The American Association of Colleges of Nursing (AACN) states the lack of qualified nursing faculty across US nursing programs will limit the industry’s ability to meet the growing demand for healthcare. The demand for qualified nurse educators is growing and could continue to rise. Nurse educators can work in hospitals, schools, academic institutions, insurance companies, within the community and in other institutions. Nurse educators have the critical responsibility of educating our nursing workforce. They may teach people who are interested in becoming nurses, or they may lead continuing education for current nurses, helping them to expand and refine their skills. In addition to teaching and assessing student knowledge, nurse educators may develop, evaluate and revise curricula as well as conduct, publish and present nursing research.
Educational requirements for nurse educators vary by role. Nurses who teach in practice settings or serve as clinical preceptors or staff development educators may be expected to have a MSN degree. Some MSN programs and post graduate certificates offer nurse education specializations to help prepare students for this career choice. A doctoral nursing degree may be preferred for full-time senior faculty at four-year nursing schools.
Nurse Administrator / Leader
Whether running a small team or leading the nursing staff across an entire health system, nurse leaders and administrators are essential to the organizations in which they work.
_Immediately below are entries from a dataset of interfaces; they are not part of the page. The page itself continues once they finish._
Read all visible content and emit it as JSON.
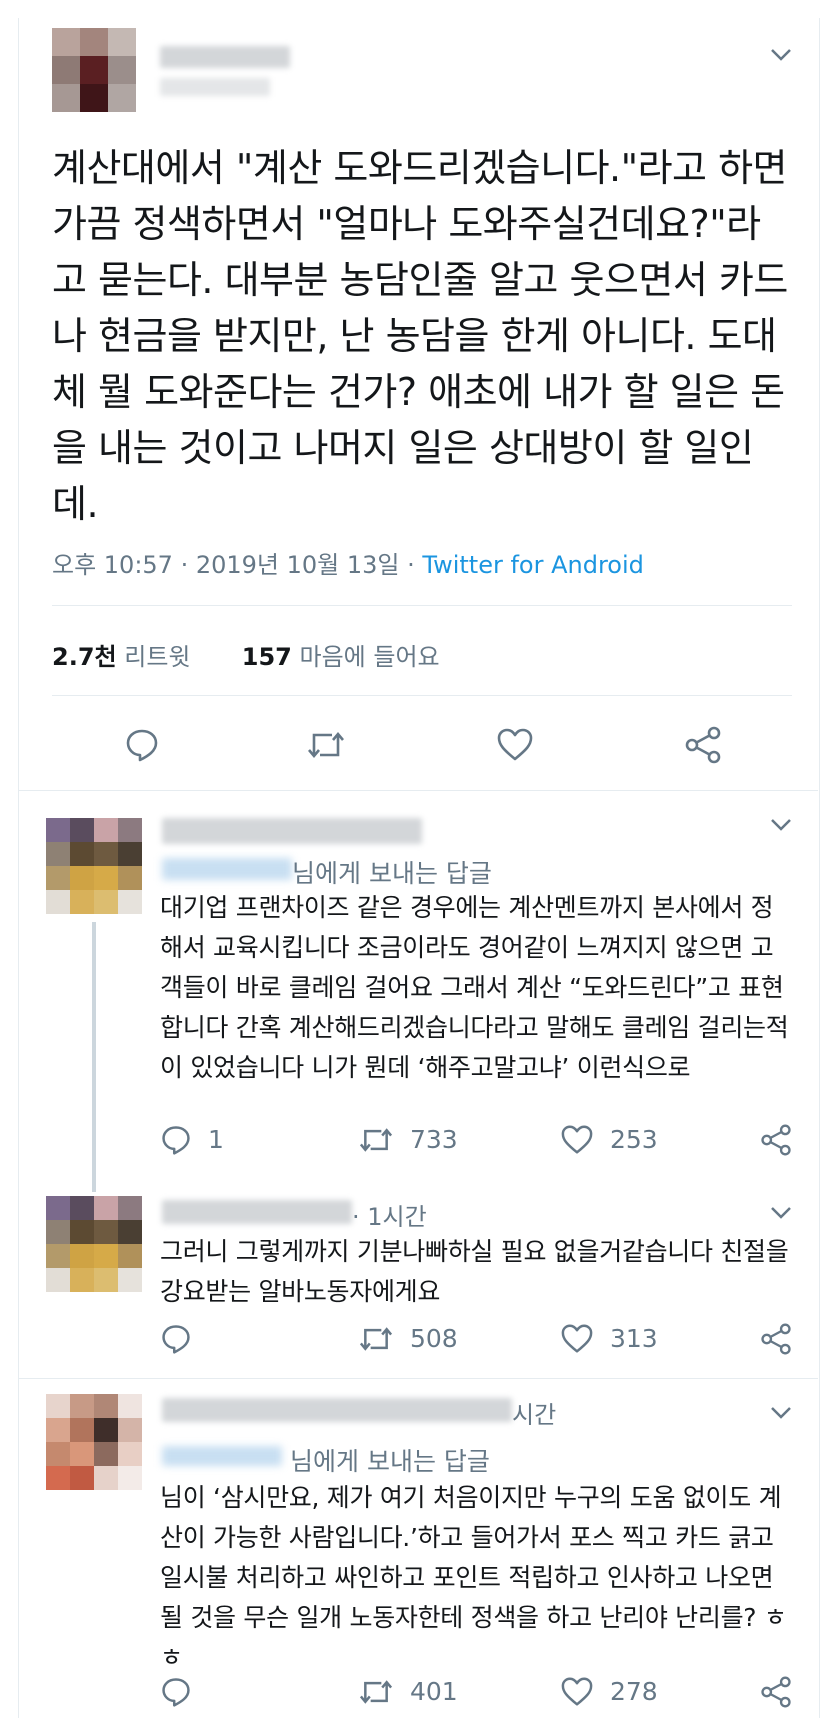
{
  "main_tweet": {
    "text": "계산대에서 \"계산 도와드리겠습니다.\"라고 하면 가끔 정색하면서  \"얼마나 도와주실건데요?\"라고 묻는다. 대부분 농담인줄 알고 웃으면서 카드나 현금을 받지만, 난 농담을 한게 아니다. 도대체 뭘 도와준다는 건가? 애초에 내가 할 일은 돈을 내는 것이고 나머지 일은 상대방이 할 일인데.",
    "timestamp": "오후 10:57 · 2019년 10월 13일 · ",
    "source": "Twitter for Android",
    "retweets_count": "2.7천",
    "retweets_label": " 리트윗",
    "likes_count": "157",
    "likes_label": " 마음에 들어요"
  },
  "replies": [
    {
      "replying_to": "님에게 보내는 답글",
      "text": "대기업 프랜차이즈 같은 경우에는 계산멘트까지 본사에서 정해서 교육시킵니다 조금이라도 경어같이 느껴지지 않으면 고객들이 바로 클레임 걸어요 그래서 계산 “도와드린다”고 표현합니다 간혹 계산해드리겠습니다라고 말해도 클레임 걸리는적이 있었습니다 니가 뭔데 ‘해주고말고냐’ 이런식으로",
      "reply_count": "1",
      "retweet_count": "733",
      "like_count": "253"
    },
    {
      "time": "· 1시간",
      "text": "그러니 그렇게까지 기분나빠하실 필요 없을거같습니다 친절을 강요받는 알바노동자에게요",
      "reply_count": "",
      "retweet_count": "508",
      "like_count": "313"
    },
    {
      "time": "시간",
      "replying_to": "님에게 보내는 답글",
      "text": "님이 ‘삼시만요, 제가 여기 처음이지만 누구의 도움 없이도 계산이 가능한 사람입니다.’하고 들어가서 포스 찍고 카드 긁고 일시불 처리하고 싸인하고 포인트 적립하고 인사하고 나오면 될 것을 무슨 일개 노동자한테 정색을 하고 난리야 난리를? ㅎㅎ",
      "reply_count": "",
      "retweet_count": "401",
      "like_count": "278"
    }
  ],
  "icons": {
    "reply": "comment-bubble-icon",
    "retweet": "retweet-icon",
    "like": "heart-icon",
    "share": "share-icon",
    "more": "chevron-down-icon"
  },
  "colors": {
    "text": "#14171a",
    "secondary": "#657786",
    "link": "#1b95e0",
    "divider": "#e6ecf0"
  }
}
In their daily work, nurse administrators recruit and supervise nursing staff, coordinate workflows, make policy and financial decisions, promote improvements in patient care, and facilitate interactions between doctors, nurses, and patients. Executive nurse leaders also weigh in on and influence strategic organizational decisions for the benefit of both staff and patients.
RNs looking to take on more management responsibilities can grow their skills by finding an MSN program with a nurse administrator specialization. Nurse administrator programs may include courses on human resource management, organizational management, quality and performance improvement, and financial management of healthcare organizations. To further develop leadership skills, some nurses pursue a Doctor of Nursing Practice after earning an MSN.
Nurse informaticists combine nursing skills with information management knowledge to help increase nursing efficiency and the quality of patient care through the use of technology. Nurse informaticists collect and analyze patient data as well as evaluate, plan and manage healthcare information systems and process improvements. Nursing informaticists not only train others on the best way to use health information systems, they also can help to enhance electronic health record systems for the users’ experience, and assist with implementing new technologies.
As technology continues to advance in healthcare, the demand and need for nurses specializing in nursing informatics will likely continue to grow. To build expertise in this area, nurses should consider a MSN program with a nursing informatics specialization that allows them to take information technology courses on topics like healthcare project and database management alongside courses in nursing science and practice. Nurses who already have a graduate nursing degree can also pursue a post-graduate certificate in nursing informatics.
If you’re interested in starting (or growing) a nursing career, explore the Nursing programs at South University to see how we can help you to pursue your personal and professional goals!